© Andy Roberts 1997. Pictured comet is C/1995 O1 Hale-Bopp.

C/2015 O1 (PANSTARRS) at perihelion

Tue, 20 Feb 2018 (Today)

Dominic Ford, Editor
From the Comets feed

Please wait
Loading 0/4
Click and drag to rotate
Mouse wheel to zoom in/out
Touch with mouse to dismiss
The sky at

Comet C/2015 O1 (PANSTARRS) will make its closest approach to the Sun, at a distance of 3.73 AU.

From Ashburn (click to change), it will be visible in the dawn sky, rising at 22:08 (EST) – 8 hours and 45 minutes before the Sun – and reach an altitude of 78° above the eastern horizon before fading from view as dawn breaks at around 05:48.

For more information about its path across the sky, see In-The-Sky.org's ephemeris page for comet C/2015 O1 (PANSTARRS).

This event was automatically generated on the basis of orbital elements published by the Minor Planet Center (MPC), and is updated daily (last update, 21 Feb 2018).

Note that the future positions of comets are typically known with a high degree of confidence, but their brightnesses are often much more unpredictable, since it is impossible to predict with certainty how they will respond as they move closer to the Sun. Magnitude estimates should be assumed to be highly provisional more than a few weeks in advance.
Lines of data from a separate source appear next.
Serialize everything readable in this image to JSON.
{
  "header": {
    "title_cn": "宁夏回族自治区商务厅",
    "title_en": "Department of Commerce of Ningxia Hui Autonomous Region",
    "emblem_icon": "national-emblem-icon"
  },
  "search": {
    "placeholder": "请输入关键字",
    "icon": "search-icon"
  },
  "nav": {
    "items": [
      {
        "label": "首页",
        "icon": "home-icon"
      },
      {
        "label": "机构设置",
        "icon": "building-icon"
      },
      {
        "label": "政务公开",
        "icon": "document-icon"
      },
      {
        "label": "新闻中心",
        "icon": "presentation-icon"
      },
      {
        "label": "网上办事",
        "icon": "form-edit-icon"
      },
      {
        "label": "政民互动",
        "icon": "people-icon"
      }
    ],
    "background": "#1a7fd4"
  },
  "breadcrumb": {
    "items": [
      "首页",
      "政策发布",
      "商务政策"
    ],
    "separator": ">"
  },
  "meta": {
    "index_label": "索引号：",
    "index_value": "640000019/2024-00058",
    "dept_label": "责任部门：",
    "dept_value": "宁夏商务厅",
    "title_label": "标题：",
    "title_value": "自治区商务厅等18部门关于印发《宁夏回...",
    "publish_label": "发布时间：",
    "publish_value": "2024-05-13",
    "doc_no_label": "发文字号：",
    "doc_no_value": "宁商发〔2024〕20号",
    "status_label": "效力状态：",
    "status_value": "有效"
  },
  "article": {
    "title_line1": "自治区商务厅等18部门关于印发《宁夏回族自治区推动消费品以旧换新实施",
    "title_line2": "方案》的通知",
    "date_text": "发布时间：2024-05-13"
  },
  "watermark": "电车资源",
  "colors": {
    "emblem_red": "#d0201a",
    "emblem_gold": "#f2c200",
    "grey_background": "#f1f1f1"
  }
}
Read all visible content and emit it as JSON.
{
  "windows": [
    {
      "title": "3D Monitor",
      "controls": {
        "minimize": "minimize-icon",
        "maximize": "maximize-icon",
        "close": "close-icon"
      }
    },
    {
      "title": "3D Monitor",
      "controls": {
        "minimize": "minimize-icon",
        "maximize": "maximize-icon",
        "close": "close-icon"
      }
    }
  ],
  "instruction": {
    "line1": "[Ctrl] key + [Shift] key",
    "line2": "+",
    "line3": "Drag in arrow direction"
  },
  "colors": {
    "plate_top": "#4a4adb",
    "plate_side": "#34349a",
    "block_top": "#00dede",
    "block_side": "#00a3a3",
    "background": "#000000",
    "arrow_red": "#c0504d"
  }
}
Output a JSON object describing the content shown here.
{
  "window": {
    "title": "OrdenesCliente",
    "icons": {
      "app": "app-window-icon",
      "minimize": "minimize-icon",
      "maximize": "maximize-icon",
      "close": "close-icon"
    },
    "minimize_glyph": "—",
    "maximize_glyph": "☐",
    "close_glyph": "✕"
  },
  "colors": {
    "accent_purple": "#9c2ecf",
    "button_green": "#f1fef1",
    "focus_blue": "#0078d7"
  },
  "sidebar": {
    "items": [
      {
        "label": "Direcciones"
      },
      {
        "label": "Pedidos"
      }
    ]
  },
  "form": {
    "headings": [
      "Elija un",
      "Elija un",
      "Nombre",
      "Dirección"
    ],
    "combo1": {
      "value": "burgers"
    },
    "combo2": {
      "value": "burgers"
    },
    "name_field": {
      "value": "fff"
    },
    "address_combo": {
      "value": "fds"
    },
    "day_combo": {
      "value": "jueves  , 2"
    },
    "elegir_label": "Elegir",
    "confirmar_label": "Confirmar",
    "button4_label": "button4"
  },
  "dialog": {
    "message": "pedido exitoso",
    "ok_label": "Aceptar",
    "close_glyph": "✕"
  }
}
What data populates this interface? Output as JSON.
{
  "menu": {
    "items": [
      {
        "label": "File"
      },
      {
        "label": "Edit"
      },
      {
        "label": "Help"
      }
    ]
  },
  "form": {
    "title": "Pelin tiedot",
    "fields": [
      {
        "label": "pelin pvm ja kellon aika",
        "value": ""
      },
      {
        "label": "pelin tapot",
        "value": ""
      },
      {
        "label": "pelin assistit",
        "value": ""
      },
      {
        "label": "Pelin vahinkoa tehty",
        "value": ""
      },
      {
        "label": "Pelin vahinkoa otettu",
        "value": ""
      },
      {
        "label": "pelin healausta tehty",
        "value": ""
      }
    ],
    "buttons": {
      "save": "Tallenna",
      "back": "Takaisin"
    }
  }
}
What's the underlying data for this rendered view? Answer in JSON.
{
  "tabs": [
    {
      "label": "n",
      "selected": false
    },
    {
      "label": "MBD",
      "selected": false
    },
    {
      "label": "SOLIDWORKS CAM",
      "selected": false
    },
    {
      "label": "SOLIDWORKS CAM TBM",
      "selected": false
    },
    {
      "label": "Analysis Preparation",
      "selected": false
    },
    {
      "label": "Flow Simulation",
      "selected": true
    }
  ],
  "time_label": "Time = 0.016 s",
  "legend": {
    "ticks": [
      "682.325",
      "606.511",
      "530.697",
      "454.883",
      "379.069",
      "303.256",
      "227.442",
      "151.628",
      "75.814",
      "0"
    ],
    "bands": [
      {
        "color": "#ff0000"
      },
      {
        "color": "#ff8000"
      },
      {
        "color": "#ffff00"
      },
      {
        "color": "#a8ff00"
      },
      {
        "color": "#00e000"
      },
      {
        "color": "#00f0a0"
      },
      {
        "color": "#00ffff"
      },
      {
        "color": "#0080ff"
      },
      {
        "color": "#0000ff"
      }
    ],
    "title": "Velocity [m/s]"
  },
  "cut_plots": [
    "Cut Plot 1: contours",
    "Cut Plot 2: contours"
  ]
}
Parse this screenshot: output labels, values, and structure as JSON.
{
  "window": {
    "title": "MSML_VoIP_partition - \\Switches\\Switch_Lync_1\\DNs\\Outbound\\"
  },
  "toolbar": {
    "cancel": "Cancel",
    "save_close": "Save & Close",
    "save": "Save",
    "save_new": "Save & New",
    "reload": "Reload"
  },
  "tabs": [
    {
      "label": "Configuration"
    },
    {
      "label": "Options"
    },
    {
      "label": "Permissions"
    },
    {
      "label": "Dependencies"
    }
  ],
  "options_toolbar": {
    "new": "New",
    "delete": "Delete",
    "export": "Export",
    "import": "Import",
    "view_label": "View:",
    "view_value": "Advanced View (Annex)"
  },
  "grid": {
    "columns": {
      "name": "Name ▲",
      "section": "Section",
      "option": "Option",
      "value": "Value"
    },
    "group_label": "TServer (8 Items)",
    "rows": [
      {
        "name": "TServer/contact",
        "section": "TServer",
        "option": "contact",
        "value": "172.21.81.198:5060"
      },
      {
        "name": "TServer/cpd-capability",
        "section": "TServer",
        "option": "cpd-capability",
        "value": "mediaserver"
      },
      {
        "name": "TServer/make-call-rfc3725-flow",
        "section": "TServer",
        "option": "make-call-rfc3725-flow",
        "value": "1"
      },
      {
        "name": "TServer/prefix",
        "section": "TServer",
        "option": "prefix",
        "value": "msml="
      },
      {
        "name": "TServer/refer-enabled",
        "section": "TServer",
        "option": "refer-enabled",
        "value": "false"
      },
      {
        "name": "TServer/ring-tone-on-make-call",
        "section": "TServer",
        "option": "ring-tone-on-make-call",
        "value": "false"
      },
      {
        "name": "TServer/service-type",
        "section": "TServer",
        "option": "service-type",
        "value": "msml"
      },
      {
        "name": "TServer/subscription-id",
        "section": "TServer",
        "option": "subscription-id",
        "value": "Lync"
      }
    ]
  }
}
Printable finder charts
Light-on-dark PNG image PDF document
Dark-on-light PNG image PDF document
The path traced across the sky by C/2015 O1 (PANSTARRS)

The exact position of comet C/2015 O1 (PANSTARRS) will be:

Object Right Ascension Declination Constellation Magnitude
Comet C/2015 O1 (PANSTARRS) 16h31m20s +35°50' Hercules 13.0

The coordinates are given in J2000.0.

The sky on 20 February 2018
Sunrise 06:54
Sunset 17:51
Twilight ends
Twilight begins

5-day old moon
Age of Moon
5 days

All times shown in EST.
Rise Culm. Set
Mercury 07:10 12:35 18:00
Venus 07:27 13:03 18:38
Moon 09:43 16:08 22:34
Mars 02:17 07:03 11:49
Jupiter 00:25 05:30 10:35
Saturn 03:50 08:35 13:21


The circumstances of this event were computed using the DE405 planetary ephemeris published by the Jet Propulsion Laboratory (JPL).

This event was automatically generated by searching the ephemeris for planetary alignments which are of interest to amateur astronomers, and the text above was generated based on an estimate of your location.

Image credit

© Andy Roberts 1997. Pictured comet is C/1995 O1 Hale-Bopp.




Color scheme